The show takes as its starting point a comment by Barbara Maria Stafford during the Felix Burda Memorial lecture in 2012:
"We have been conditioned by the clinical serial and analytical structures of loss, the emphasis on rupture and sense of futility endemic to 21st century conceptualism and minimalism. This entire emphasis on formalism as a rhetoric of absence or loss, rather than the earlier, romantic ideas of formalism: associationism, architecture parlante, he notion that the human mind was formed in primordial fear and response. The careening meteorites, the glacialisation, the sudden warmings, volcanos, tidal waves, monsters, other menacing hominids, the broken twigs on the snow, animal spore, the sooty handprint: these were phenomenological gifts to the early mind. We have now become accustomed to pessimistic exercises of formalism as a negative theology. Degrees zero pieced together from omissions, gaps, deferrals and ellipses. It is difficult to imagine ourselves in a time when schematic configurations were not either hermenitcally overdetermined or, conversely, cold and empty but revealed something essential about how the brain generates reality.”

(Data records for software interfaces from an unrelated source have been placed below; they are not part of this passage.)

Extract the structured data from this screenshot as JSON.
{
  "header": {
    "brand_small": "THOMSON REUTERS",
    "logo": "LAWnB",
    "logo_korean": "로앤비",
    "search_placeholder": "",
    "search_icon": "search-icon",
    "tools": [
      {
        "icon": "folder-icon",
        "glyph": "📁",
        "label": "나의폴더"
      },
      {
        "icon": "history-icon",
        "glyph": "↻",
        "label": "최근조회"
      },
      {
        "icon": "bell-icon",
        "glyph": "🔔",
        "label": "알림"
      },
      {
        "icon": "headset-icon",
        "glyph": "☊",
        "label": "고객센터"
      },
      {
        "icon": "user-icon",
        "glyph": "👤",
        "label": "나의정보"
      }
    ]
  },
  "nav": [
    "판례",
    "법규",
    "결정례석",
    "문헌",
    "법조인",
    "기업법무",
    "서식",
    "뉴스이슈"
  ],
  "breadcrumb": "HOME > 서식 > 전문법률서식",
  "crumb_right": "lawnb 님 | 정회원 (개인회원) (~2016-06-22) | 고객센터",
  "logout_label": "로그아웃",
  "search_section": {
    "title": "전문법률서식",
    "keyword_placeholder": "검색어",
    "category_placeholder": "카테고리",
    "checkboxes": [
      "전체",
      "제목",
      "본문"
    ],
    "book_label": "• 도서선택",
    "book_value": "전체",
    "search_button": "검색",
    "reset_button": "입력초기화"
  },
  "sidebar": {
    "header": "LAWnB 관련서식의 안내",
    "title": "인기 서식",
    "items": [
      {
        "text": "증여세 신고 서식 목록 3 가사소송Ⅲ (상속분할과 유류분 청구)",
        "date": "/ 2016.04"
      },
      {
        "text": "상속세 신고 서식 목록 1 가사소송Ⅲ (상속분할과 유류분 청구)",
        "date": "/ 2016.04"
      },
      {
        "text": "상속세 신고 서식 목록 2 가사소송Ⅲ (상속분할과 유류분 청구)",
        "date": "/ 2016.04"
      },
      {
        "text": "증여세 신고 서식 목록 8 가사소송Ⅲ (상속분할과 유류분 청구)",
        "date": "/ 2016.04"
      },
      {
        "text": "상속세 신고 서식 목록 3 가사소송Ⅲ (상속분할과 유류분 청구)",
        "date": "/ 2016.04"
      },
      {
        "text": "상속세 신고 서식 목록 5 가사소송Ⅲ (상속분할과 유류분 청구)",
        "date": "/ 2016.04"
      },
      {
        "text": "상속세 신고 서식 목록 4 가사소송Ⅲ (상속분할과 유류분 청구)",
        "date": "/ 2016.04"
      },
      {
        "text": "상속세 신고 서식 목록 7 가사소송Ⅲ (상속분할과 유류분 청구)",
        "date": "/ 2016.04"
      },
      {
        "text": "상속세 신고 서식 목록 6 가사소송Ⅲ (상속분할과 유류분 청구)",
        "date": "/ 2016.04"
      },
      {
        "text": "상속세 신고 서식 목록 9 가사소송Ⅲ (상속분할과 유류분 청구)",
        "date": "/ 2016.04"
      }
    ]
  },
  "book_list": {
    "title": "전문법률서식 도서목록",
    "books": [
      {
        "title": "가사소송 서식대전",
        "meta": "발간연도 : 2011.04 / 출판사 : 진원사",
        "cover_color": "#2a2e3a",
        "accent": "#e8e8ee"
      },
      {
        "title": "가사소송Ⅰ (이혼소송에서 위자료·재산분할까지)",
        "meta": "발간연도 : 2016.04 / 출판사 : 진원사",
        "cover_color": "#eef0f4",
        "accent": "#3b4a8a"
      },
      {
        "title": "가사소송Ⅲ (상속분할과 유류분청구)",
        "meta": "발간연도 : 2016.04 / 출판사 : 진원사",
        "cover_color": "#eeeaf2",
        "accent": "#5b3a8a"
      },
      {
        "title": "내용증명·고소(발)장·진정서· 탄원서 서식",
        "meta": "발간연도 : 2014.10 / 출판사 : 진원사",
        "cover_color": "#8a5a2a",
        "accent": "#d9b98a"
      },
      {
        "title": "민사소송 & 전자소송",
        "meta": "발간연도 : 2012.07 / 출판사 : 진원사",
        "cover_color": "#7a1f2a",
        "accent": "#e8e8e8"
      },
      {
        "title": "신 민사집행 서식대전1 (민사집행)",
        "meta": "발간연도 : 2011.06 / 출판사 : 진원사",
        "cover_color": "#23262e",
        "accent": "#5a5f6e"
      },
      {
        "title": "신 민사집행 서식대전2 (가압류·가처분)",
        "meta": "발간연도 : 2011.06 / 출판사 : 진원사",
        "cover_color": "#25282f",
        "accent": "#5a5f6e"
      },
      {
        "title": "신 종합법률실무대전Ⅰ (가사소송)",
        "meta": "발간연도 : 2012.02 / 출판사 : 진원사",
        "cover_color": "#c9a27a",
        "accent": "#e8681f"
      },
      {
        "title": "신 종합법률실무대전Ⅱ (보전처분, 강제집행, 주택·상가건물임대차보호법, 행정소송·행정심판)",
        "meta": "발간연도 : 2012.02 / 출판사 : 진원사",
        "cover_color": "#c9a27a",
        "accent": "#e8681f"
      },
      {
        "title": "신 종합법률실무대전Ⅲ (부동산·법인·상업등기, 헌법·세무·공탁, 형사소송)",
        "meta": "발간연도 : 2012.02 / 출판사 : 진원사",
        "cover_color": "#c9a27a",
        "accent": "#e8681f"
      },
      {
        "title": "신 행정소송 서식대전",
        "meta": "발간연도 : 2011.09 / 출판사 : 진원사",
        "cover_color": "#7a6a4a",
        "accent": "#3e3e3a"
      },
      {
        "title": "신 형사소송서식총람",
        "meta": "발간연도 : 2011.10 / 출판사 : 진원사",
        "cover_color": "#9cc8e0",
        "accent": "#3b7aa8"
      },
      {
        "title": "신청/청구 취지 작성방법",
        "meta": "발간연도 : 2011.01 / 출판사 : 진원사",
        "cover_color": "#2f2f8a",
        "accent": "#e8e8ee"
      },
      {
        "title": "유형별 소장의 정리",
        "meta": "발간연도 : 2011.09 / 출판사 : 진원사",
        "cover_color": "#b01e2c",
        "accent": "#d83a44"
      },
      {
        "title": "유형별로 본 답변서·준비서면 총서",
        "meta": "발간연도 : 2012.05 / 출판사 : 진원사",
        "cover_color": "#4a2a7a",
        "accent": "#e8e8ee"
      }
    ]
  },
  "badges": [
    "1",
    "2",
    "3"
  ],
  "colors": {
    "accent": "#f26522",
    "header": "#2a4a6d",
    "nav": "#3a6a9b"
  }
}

As science and art seek new ways to recombine this project draws on iconography of the seventeenth and eighteenth centuries representations of science: glassware, alchemists and the poses of early astronomers and how they relate to the utopian urges of 20th century art and science. The work looks at connections between aesthetics of formalism and science, tracing the split between art and science that originated in the late 18th century and continued to the late 20th century and evolving relationship betweeen humans and the non-human world in that time.